Success Academy CEO Eva Moskowitz is quoted as saying “applications (are) far exceeding the number of available seats in our schools.” Yet neither they nor anyone else ever polled District 6 parents about whether our community wanted a Success Academy located here. Excluded were our Community representatives from the CEC and Community Board 12, as well as our elected officials. Moreover, whether the school, which opened at the site of the former Mother Cabrini High School, even enrolls predominately District 6 students is unknown. Nonetheless, Office of Student Enrollment data for District 6 public school applications indicates enormous demand for many of our existing public schools.

2) High Attrition
Success Academy schools have an unexplained high attrition rate “of up to 36%”, meaning that more than one-third of admitted students did not make it to 5 grade. Most left during the years when standardized tests were being administered, 3rd and 5th grades.

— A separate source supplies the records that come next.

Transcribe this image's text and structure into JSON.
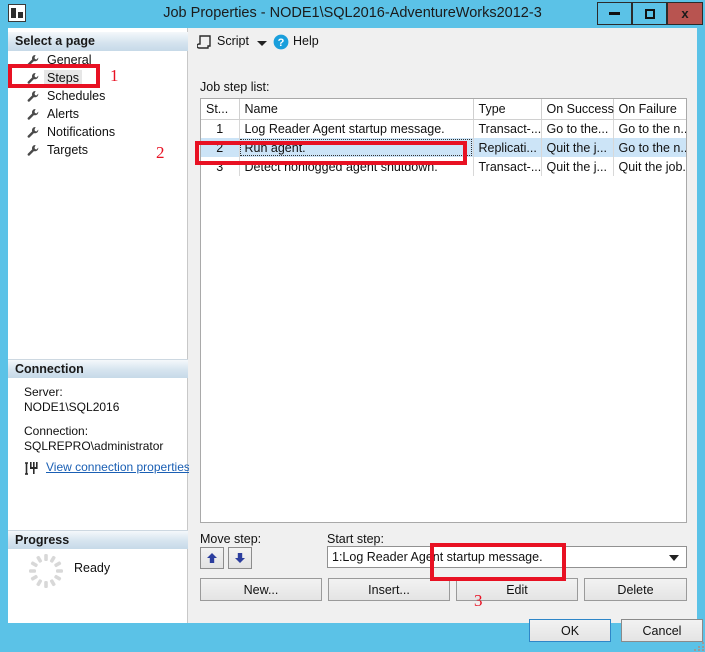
{
  "window": {
    "title": "Job Properties - NODE1\\SQL2016-AdventureWorks2012-3",
    "app_icon": "window-properties-icon",
    "minimize_label": "",
    "maximize_label": "",
    "close_label": "x",
    "titlebar_color": "#5bc2e7",
    "close_button_color": "#b85450"
  },
  "sidebar": {
    "select_page_header": "Select a page",
    "items": [
      {
        "label": "General",
        "icon": "wrench-icon",
        "selected": false
      },
      {
        "label": "Steps",
        "icon": "wrench-icon",
        "selected": true
      },
      {
        "label": "Schedules",
        "icon": "wrench-icon",
        "selected": false
      },
      {
        "label": "Alerts",
        "icon": "wrench-icon",
        "selected": false
      },
      {
        "label": "Notifications",
        "icon": "wrench-icon",
        "selected": false
      },
      {
        "label": "Targets",
        "icon": "wrench-icon",
        "selected": false
      }
    ],
    "connection": {
      "header": "Connection",
      "server_label": "Server:",
      "server_value": "NODE1\\SQL2016",
      "connection_label": "Connection:",
      "connection_value": "SQLREPRO\\administrator",
      "link_text": "View connection properties",
      "link_color": "#1a5fb4"
    },
    "progress": {
      "header": "Progress",
      "status": "Ready"
    }
  },
  "toolbar": {
    "script_label": "Script",
    "script_icon": "script-icon",
    "caret_icon": "chevron-down-icon",
    "help_label": "Help",
    "help_icon": "help-circle-icon"
  },
  "main": {
    "list_caption": "Job step list:",
    "columns": [
      "St...",
      "Name",
      "Type",
      "On Success",
      "On Failure"
    ],
    "rows": [
      {
        "step": "1",
        "name": "Log Reader Agent startup message.",
        "type": "Transact-...",
        "on_success": "Go to the...",
        "on_failure": "Go to the n...",
        "selected": false
      },
      {
        "step": "2",
        "name": "Run agent.",
        "type": "Replicati...",
        "on_success": "Quit the j...",
        "on_failure": "Go to the n...",
        "selected": true
      },
      {
        "step": "3",
        "name": "Detect nonlogged agent shutdown.",
        "type": "Transact-...",
        "on_success": "Quit the j...",
        "on_failure": "Quit the job...",
        "selected": false
      }
    ],
    "selection_color": "#cce4f7"
  },
  "controls": {
    "move_step_label": "Move step:",
    "move_up_icon": "arrow-up-icon",
    "move_down_icon": "arrow-down-icon",
    "start_step_label": "Start step:",
    "start_step_value": "1:Log Reader Agent startup message.",
    "new_label": "New...",
    "insert_label": "Insert...",
    "edit_label": "Edit",
    "delete_label": "Delete"
  },
  "footer": {
    "ok_label": "OK",
    "cancel_label": "Cancel"
  },
  "annotations": {
    "color": "#e81123",
    "markers": [
      {
        "number": "1",
        "target": "Steps sidebar item"
      },
      {
        "number": "2",
        "target": "Run agent. job step row"
      },
      {
        "number": "3",
        "target": "Edit button"
      }
    ]
  }
}
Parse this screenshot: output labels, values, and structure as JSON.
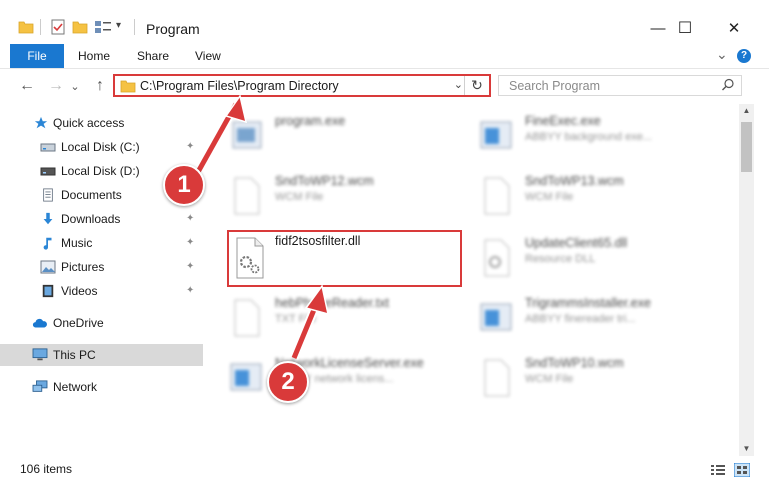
{
  "window": {
    "title": "Program",
    "minimize_glyph": "—",
    "maximize_glyph": "☐",
    "close_glyph": "✕",
    "qa_dropdown_glyph": "▾"
  },
  "ribbon": {
    "tabs": [
      "File",
      "Home",
      "Share",
      "View"
    ],
    "collapse_glyph": "⌄",
    "help_glyph": "?"
  },
  "nav": {
    "back_glyph": "←",
    "forward_glyph": "→",
    "recent_glyph": "⌄",
    "up_glyph": "↑"
  },
  "address": {
    "path": "C:\\Program Files\\Program Directory",
    "dropdown_glyph": "⌄",
    "refresh_glyph": "↻"
  },
  "search": {
    "placeholder": "Search Program"
  },
  "sidebar": {
    "items": [
      {
        "label": "Quick access",
        "icon": "star-icon",
        "pinned": false
      },
      {
        "label": "Local Disk (C:)",
        "icon": "drive-icon",
        "pinned": true
      },
      {
        "label": "Local Disk (D:)",
        "icon": "drive-icon",
        "pinned": true
      },
      {
        "label": "Documents",
        "icon": "documents-icon",
        "pinned": true
      },
      {
        "label": "Downloads",
        "icon": "download-icon",
        "pinned": true
      },
      {
        "label": "Music",
        "icon": "music-icon",
        "pinned": true
      },
      {
        "label": "Pictures",
        "icon": "pictures-icon",
        "pinned": true
      },
      {
        "label": "Videos",
        "icon": "videos-icon",
        "pinned": true
      },
      {
        "label": "OneDrive",
        "icon": "cloud-icon",
        "pinned": false
      },
      {
        "label": "This PC",
        "icon": "computer-icon",
        "pinned": false,
        "selected": true
      },
      {
        "label": "Network",
        "icon": "network-icon",
        "pinned": false
      }
    ],
    "pin_glyph": "📌"
  },
  "files": {
    "left": [
      {
        "name": "program.exe",
        "type": ""
      },
      {
        "name": "SndToWP12.wcm",
        "type": "WCM File"
      },
      {
        "name": "fidf2tsosfilter.dll",
        "type": ""
      },
      {
        "name": "hebPhoneReader.txt",
        "type": "TXT File"
      },
      {
        "name": "NetworkLicenseServer.exe",
        "type": "ABBYY network licens..."
      }
    ],
    "right": [
      {
        "name": "FineExec.exe",
        "type": "ABBYY background exe..."
      },
      {
        "name": "SndToWP13.wcm",
        "type": "WCM File"
      },
      {
        "name": "UpdateClient65.dll",
        "type": "Resource DLL"
      },
      {
        "name": "TrigrammsInstaller.exe",
        "type": "ABBYY finereader tri..."
      },
      {
        "name": "SndToWP10.wcm",
        "type": "WCM File"
      }
    ]
  },
  "scroll": {
    "up_glyph": "▲",
    "down_glyph": "▼"
  },
  "status": {
    "item_count": "106 items"
  },
  "callouts": [
    "1",
    "2"
  ],
  "colors": {
    "accent": "#1a78d0",
    "highlight": "#d93a3a",
    "selected_bg": "#d9d9d9"
  }
}
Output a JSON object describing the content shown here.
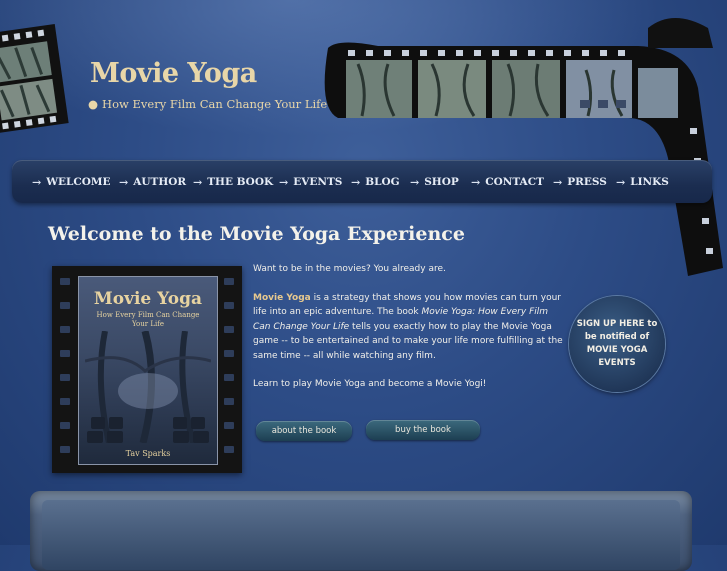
{
  "header": {
    "title": "Movie Yoga",
    "tagline_bullet": "●",
    "tagline": "How Every Film Can Change Your Life"
  },
  "nav": {
    "arrow_glyph": "→",
    "items": [
      {
        "label": "WELCOME"
      },
      {
        "label": "AUTHOR"
      },
      {
        "label": "THE BOOK"
      },
      {
        "label": "EVENTS"
      },
      {
        "label": "BLOG"
      },
      {
        "label": "SHOP"
      },
      {
        "label": "CONTACT"
      },
      {
        "label": "PRESS"
      },
      {
        "label": "LINKS"
      }
    ]
  },
  "main": {
    "heading": "Welcome to the Movie Yoga Experience",
    "intro_line": "Want to be in the movies? You already are.",
    "desc_strong": "Movie Yoga",
    "desc_part1": " is a strategy that shows you how movies can turn your life into an epic adventure.  The book ",
    "desc_book_title": "Movie Yoga: How Every Film Can Change Your Life",
    "desc_part2": " tells you exactly how to play the Movie Yoga game -- to be entertained and to make your life more fulfilling at the same time -- all while watching any film.",
    "learn_line": "Learn to play Movie Yoga and become a Movie Yogi!",
    "about_button": "about the book",
    "buy_button": "buy the book"
  },
  "book": {
    "title": "Movie Yoga",
    "subtitle": "How Every Film Can Change Your Life",
    "author": "Tav Sparks"
  },
  "signup": {
    "text": "SIGN UP HERE to be notified of MOVIE YOGA EVENTS"
  },
  "colors": {
    "background": "#2d4c86",
    "accent_gold": "#e8d6a8",
    "nav_bg": "#1b2d50"
  }
}
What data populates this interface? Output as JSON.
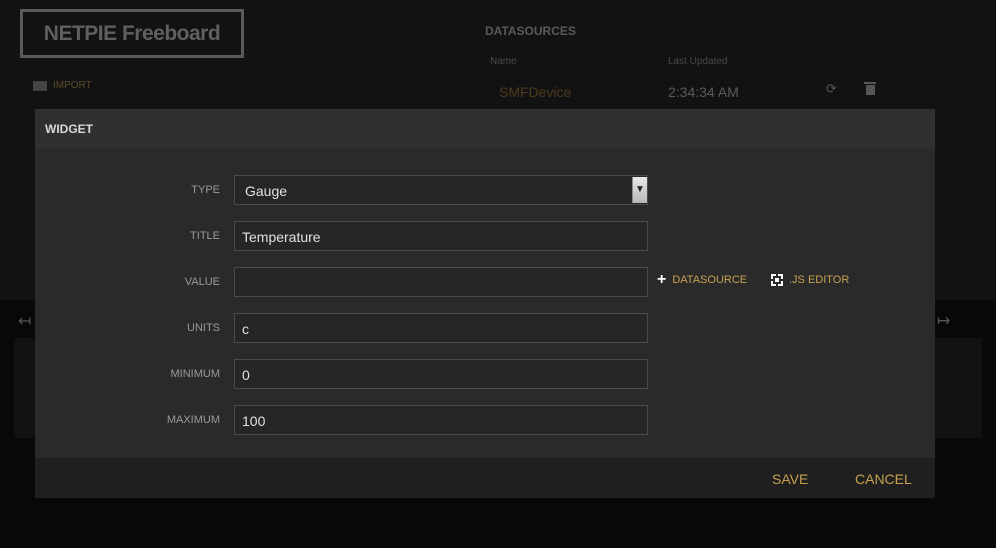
{
  "app": {
    "logo": "NETPIE Freeboard",
    "import_label": "IMPORT"
  },
  "datasources": {
    "title": "DATASOURCES",
    "columns": [
      "Name",
      "Last Updated"
    ],
    "rows": [
      {
        "name": "SMFDevice",
        "last_updated": "2:34:34 AM",
        "icons": [
          "refresh-icon",
          "trash-icon"
        ]
      }
    ]
  },
  "modal": {
    "title": "WIDGET",
    "fields": {
      "type": {
        "label": "TYPE",
        "value": "Gauge"
      },
      "title": {
        "label": "TITLE",
        "value": "Temperature"
      },
      "value": {
        "label": "VALUE",
        "value": ""
      },
      "units": {
        "label": "UNITS",
        "value": "c"
      },
      "minimum": {
        "label": "MINIMUM",
        "value": "0"
      },
      "maximum": {
        "label": "MAXIMUM",
        "value": "100"
      }
    },
    "value_actions": {
      "datasource": "DATASOURCE",
      "js_editor": ".JS EDITOR"
    },
    "buttons": {
      "save": "SAVE",
      "cancel": "CANCEL"
    }
  },
  "colors": {
    "accent": "#c8a050",
    "modal_bg": "#2a2a2a",
    "overlay": "#080808"
  }
}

Could the dropout of these students prior to the tests, often the students who are most struggling, help account for the high test scores of which Success Academy boasts? Public schools are not allowed to “counsel out” or simply expel students at these rates; and when students leave charter schools they almost always go to a true public school.

3) Financial costs

The Juan Pablo Duarte School.

The Juan Pablo Duarte School.

According to Capital NY, “Lease documents show the city is paying almost $18,000 in rent for every student at the Success Academy that opened last month in Washington Heights, in the former Mother Cabrini High School…The rental fees come on top of $13,777 for every student that taxpayers provide to charters, which are publicly funded and independently operated. The city is paying nearly $32,000 a student for Eva’s charters.” Meanwhile, District 6 per student outlay is about $22,000 per student. Thus, charter schools will now directly take money from district schools. And district students are not getting comparable facilities. A few blocks away from the Mother Cabrini site, PS/IS 187 has no space for pre-kindergarten. Another few blocks away, Kindergarten students have their first school experience in moldy, drafty trailers in the schoolyard. And the Juan Pablo Duarte School, PS 132, has hundred-year-old bathrooms. Finally, the Mott Hall School, the only District 6 middle school for high-achieving students, has been seeking a new building for over 30 years to replace its “temporary space” that has neither an auditorium nor a gym.

DirDiaLogo4) Division of Community
Even if district public school students were getting comparable resources, charter schools cream off the most motivated students and families. This leaves the district schools with the neediest students, who should be funded even more, so that their class sizes can be lowered, and support services offered. The percentage of District English Language Learners and Special Education is much higher in district schools than in those of Success Academy. Yes, as Moskowitz states, “There is clearly tremendous demand from parents for high quality schools in New York City.” Indeed, every parent wants this for their own child, and many are conscious of the need to provide such for all. The best way of doing so is to provide the resources that all students need, and affluent communities like Scarsdale and Great Neck receive.

That is what the still unresolved Campaign for Fiscal Equity, which began in our community, has been about. In New York City, such resources should not only go to students of charter schools with their multi-million dollar additional budgets provided privately by wealthy donors, many of whom see the donation as a long-term investment strategy.

What is at issue is nothing less than a vision of public education as the forge of democratic values for our children, where they, their families, and our community come to see their stake in one another in building an educated citizenry and workforce, that benefits our whole society. This will never occur if we are pitted against one another in a divisive, destructive, competition, where some are winners and some are left behind, notonly to their detriment, but to that of all of us.

Josh Karan,
Former President, District 6 Community Education Council, CEC 6
Miriam Aristy-Farer, Current President, CEC 6
Victory Frye, Public Policy Committee Chair, CEC 6

 

This letter was lightly edited for brevity and content.